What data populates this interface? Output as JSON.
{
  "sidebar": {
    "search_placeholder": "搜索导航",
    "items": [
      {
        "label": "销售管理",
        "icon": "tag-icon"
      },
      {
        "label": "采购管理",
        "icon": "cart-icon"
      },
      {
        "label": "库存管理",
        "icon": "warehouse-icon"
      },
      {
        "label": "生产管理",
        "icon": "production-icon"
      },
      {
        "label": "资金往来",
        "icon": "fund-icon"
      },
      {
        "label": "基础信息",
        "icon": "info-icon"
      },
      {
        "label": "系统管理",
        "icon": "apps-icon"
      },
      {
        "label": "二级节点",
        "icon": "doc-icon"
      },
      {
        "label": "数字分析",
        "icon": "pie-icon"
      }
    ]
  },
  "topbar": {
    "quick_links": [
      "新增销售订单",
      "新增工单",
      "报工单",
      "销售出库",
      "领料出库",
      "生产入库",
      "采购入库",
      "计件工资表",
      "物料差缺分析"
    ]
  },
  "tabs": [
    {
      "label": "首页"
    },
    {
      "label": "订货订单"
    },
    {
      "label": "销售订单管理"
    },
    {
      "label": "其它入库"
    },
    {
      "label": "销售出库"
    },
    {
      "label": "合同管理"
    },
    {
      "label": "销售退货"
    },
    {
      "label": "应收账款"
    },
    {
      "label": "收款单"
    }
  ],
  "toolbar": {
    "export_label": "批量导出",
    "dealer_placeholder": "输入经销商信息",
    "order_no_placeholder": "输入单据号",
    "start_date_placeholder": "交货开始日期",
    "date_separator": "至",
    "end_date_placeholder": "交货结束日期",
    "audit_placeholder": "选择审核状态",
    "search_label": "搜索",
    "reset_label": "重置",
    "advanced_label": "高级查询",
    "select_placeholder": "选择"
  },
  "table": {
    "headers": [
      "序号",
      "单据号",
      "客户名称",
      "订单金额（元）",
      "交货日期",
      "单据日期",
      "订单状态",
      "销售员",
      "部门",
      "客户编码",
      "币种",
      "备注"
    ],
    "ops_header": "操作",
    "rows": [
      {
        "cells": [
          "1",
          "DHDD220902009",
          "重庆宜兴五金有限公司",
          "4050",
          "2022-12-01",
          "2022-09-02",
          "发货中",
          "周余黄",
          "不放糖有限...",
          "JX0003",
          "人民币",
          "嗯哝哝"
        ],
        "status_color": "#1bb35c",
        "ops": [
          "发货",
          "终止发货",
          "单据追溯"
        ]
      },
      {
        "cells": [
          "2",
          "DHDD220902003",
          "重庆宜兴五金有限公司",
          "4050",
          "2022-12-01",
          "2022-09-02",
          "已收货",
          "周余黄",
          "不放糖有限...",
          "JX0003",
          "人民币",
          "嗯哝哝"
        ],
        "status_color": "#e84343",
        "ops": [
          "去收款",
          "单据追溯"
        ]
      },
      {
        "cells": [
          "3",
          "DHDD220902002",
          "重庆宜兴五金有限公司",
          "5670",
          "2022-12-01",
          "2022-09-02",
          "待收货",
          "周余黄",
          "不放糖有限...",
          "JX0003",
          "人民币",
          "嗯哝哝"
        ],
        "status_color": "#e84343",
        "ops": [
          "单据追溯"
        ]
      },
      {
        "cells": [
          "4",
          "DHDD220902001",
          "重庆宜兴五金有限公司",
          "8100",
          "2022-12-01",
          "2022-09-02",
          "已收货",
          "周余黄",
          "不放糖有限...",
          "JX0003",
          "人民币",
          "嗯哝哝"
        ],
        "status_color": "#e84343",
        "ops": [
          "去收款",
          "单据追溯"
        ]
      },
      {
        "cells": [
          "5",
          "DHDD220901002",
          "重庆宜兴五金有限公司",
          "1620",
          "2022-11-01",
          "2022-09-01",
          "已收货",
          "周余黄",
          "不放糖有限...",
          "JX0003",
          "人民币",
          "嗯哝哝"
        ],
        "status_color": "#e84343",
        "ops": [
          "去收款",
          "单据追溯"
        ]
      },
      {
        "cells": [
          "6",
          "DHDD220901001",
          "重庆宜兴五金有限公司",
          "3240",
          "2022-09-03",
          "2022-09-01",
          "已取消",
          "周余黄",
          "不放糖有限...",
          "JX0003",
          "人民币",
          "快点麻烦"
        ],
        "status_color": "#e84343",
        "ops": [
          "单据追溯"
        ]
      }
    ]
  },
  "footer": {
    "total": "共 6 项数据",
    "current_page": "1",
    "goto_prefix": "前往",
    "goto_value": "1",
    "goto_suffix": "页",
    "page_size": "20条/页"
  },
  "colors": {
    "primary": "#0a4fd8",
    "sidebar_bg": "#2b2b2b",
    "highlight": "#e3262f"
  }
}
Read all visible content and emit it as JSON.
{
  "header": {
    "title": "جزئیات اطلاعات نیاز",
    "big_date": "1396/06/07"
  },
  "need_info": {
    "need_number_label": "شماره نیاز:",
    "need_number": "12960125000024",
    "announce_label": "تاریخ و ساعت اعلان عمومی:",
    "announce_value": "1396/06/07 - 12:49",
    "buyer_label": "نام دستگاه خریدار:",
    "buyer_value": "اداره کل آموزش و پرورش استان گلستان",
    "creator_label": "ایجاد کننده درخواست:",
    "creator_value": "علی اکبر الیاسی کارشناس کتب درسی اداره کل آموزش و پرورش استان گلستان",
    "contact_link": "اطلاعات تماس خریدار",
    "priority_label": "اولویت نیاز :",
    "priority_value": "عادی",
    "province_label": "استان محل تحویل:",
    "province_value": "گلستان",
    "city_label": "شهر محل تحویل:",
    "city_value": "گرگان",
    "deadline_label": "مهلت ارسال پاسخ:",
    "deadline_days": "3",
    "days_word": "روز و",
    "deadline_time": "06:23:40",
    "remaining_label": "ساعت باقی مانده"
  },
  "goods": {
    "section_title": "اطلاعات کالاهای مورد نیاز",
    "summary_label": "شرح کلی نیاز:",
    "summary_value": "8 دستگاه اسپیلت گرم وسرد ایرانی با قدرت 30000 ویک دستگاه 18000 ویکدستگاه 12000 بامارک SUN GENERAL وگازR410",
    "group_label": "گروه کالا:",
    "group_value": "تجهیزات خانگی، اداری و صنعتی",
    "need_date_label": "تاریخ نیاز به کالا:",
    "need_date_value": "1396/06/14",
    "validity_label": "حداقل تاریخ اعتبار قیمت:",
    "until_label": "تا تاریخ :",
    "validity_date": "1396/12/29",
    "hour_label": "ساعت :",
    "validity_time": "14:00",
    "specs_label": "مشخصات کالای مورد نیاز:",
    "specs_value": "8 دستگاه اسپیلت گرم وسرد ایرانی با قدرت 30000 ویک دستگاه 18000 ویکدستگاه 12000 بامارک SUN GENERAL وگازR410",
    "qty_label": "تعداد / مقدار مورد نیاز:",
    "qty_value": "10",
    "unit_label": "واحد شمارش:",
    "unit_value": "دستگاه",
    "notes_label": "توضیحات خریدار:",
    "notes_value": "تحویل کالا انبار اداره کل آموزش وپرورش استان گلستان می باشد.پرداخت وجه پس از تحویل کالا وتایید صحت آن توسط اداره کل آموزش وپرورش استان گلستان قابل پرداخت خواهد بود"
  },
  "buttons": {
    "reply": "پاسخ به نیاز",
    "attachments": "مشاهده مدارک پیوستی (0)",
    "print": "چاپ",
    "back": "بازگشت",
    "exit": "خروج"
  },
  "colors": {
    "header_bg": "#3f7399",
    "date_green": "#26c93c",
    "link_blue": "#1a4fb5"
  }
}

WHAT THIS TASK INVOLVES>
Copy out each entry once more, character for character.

WRITTEN RESPONSE>
What data populates this interface? Output as JSON.
{
  "sidebar": {
    "search_placeholder": "搜索导航",
    "items": [
      {
        "label": "销售管理",
        "icon": "tag-icon"
      },
      {
        "label": "采购管理",
        "icon": "cart-icon"
      },
      {
        "label": "库存管理",
        "icon": "warehouse-icon"
      },
      {
        "label": "生产管理",
        "icon": "production-icon"
      },
      {
        "label": "资金往来",
        "icon": "fund-icon"
      },
      {
        "label": "基础信息",
        "icon": "info-icon"
      },
      {
        "label": "系统管理",
        "icon": "apps-icon"
      },
      {
        "label": "二级节点",
        "icon": "doc-icon"
      },
      {
        "label": "数字分析",
        "icon": "pie-icon"
      }
    ]
  },
  "topbar": {
    "quick_links": [
      "新增销售订单",
      "新增工单",
      "报工单",
      "销售出库",
      "领料出库",
      "生产入库",
      "采购入库",
      "计件工资表",
      "物料差缺分析"
    ]
  },
  "tabs": [
    {
      "label": "首页"
    },
    {
      "label": "订货订单"
    },
    {
      "label": "销售订单管理"
    },
    {
      "label": "其它入库"
    },
    {
      "label": "销售出库"
    },
    {
      "label": "合同管理"
    },
    {
      "label": "销售退货"
    },
    {
      "label": "应收账款"
    },
    {
      "label": "收款单"
    }
  ],
  "toolbar": {
    "export_label": "批量导出",
    "dealer_placeholder": "输入经销商信息",
    "order_no_placeholder": "输入单据号",
    "start_date_placeholder": "交货开始日期",
    "date_separator": "至",
    "end_date_placeholder": "交货结束日期",
    "audit_placeholder": "选择审核状态",
    "search_label": "搜索",
    "reset_label": "重置",
    "advanced_label": "高级查询",
    "select_placeholder": "选择"
  },
  "table": {
    "headers": [
      "序号",
      "单据号",
      "客户名称",
      "订单金额（元）",
      "交货日期",
      "单据日期",
      "订单状态",
      "销售员",
      "部门",
      "客户编码",
      "币种",
      "备注"
    ],
    "ops_header": "操作",
    "rows": [
      {
        "cells": [
          "1",
          "DHDD220902009",
          "重庆宜兴五金有限公司",
          "4050",
          "2022-12-01",
          "2022-09-02",
          "发货中",
          "周余黄",
          "不放糖有限...",
          "JX0003",
          "人民币",
          "嗯哝哝"
        ],
        "status_color": "#1bb35c",
        "ops": [
          "发货",
          "终止发货",
          "单据追溯"
        ]
      },
      {
        "cells": [
          "2",
          "DHDD220902003",
          "重庆宜兴五金有限公司",
          "4050",
          "2022-12-01",
          "2022-09-02",
          "已收货",
          "周余黄",
          "不放糖有限...",
          "JX0003",
          "人民币",
          "嗯哝哝"
        ],
        "status_color": "#e84343",
        "ops": [
          "去收款",
          "单据追溯"
        ]
      },
      {
        "cells": [
          "3",
          "DHDD220902002",
          "重庆宜兴五金有限公司",
          "5670",
          "2022-12-01",
          "2022-09-02",
          "待收货",
          "周余黄",
          "不放糖有限...",
          "JX0003",
          "人民币",
          "嗯哝哝"
        ],
        "status_color": "#e84343",
        "ops": [
          "单据追溯"
        ]
      },
      {
        "cells": [
          "4",
          "DHDD220902001",
          "重庆宜兴五金有限公司",
          "8100",
          "2022-12-01",
          "2022-09-02",
          "已收货",
          "周余黄",
          "不放糖有限...",
          "JX0003",
          "人民币",
          "嗯哝哝"
        ],
        "status_color": "#e84343",
        "ops": [
          "去收款",
          "单据追溯"
        ]
      },
      {
        "cells": [
          "5",
          "DHDD220901002",
          "重庆宜兴五金有限公司",
          "1620",
          "2022-11-01",
          "2022-09-01",
          "已收货",
          "周余黄",
          "不放糖有限...",
          "JX0003",
          "人民币",
          "嗯哝哝"
        ],
        "status_color": "#e84343",
        "ops": [
          "去收款",
          "单据追溯"
        ]
      },
      {
        "cells": [
          "6",
          "DHDD220901001",
          "重庆宜兴五金有限公司",
          "3240",
          "2022-09-03",
          "2022-09-01",
          "已取消",
          "周余黄",
          "不放糖有限...",
          "JX0003",
          "人民币",
          "快点麻烦"
        ],
        "status_color": "#e84343",
        "ops": [
          "单据追溯"
        ]
      }
    ]
  },
  "footer": {
    "total": "共 6 项数据",
    "current_page": "1",
    "goto_prefix": "前往",
    "goto_value": "1",
    "goto_suffix": "页",
    "page_size": "20条/页"
  },
  "colors": {
    "primary": "#0a4fd8",
    "sidebar_bg": "#2b2b2b",
    "highlight": "#e3262f"
  }
}
Read all visible content and emit it as JSON.
{
  "header": {
    "title": "جزئیات اطلاعات نیاز",
    "big_date": "1396/06/07"
  },
  "need_info": {
    "need_number_label": "شماره نیاز:",
    "need_number": "12960125000024",
    "announce_label": "تاریخ و ساعت اعلان عمومی:",
    "announce_value": "1396/06/07 - 12:49",
    "buyer_label": "نام دستگاه خریدار:",
    "buyer_value": "اداره کل آموزش و پرورش استان گلستان",
    "creator_label": "ایجاد کننده درخواست:",
    "creator_value": "علی اکبر الیاسی کارشناس کتب درسی اداره کل آموزش و پرورش استان گلستان",
    "contact_link": "اطلاعات تماس خریدار",
    "priority_label": "اولویت نیاز :",
    "priority_value": "عادی",
    "province_label": "استان محل تحویل:",
    "province_value": "گلستان",
    "city_label": "شهر محل تحویل:",
    "city_value": "گرگان",
    "deadline_label": "مهلت ارسال پاسخ:",
    "deadline_days": "3",
    "days_word": "روز و",
    "deadline_time": "06:23:40",
    "remaining_label": "ساعت باقی مانده"
  },
  "goods": {
    "section_title": "اطلاعات کالاهای مورد نیاز",
    "summary_label": "شرح کلی نیاز:",
    "summary_value": "8 دستگاه اسپیلت گرم وسرد ایرانی با قدرت 30000 ویک دستگاه 18000 ویکدستگاه 12000 بامارک SUN GENERAL وگازR410",
    "group_label": "گروه کالا:",
    "group_value": "تجهیزات خانگی، اداری و صنعتی",
    "need_date_label": "تاریخ نیاز به کالا:",
    "need_date_value": "1396/06/14",
    "validity_label": "حداقل تاریخ اعتبار قیمت:",
    "until_label": "تا تاریخ :",
    "validity_date": "1396/12/29",
    "hour_label": "ساعت :",
    "validity_time": "14:00",
    "specs_label": "مشخصات کالای مورد نیاز:",
    "specs_value": "8 دستگاه اسپیلت گرم وسرد ایرانی با قدرت 30000 ویک دستگاه 18000 ویکدستگاه 12000 بامارک SUN GENERAL وگازR410",
    "qty_label": "تعداد / مقدار مورد نیاز:",
    "qty_value": "10",
    "unit_label": "واحد شمارش:",
    "unit_value": "دستگاه",
    "notes_label": "توضیحات خریدار:",
    "notes_value": "تحویل کالا انبار اداره کل آموزش وپرورش استان گلستان می باشد.پرداخت وجه پس از تحویل کالا وتایید صحت آن توسط اداره کل آموزش وپرورش استان گلستان قابل پرداخت خواهد بود"
  },
  "buttons": {
    "reply": "پاسخ به نیاز",
    "attachments": "مشاهده مدارک پیوستی (0)",
    "print": "چاپ",
    "back": "بازگشت",
    "exit": "خروج"
  },
  "colors": {
    "header_bg": "#3f7399",
    "date_green": "#26c93c",
    "link_blue": "#1a4fb5"
  }
}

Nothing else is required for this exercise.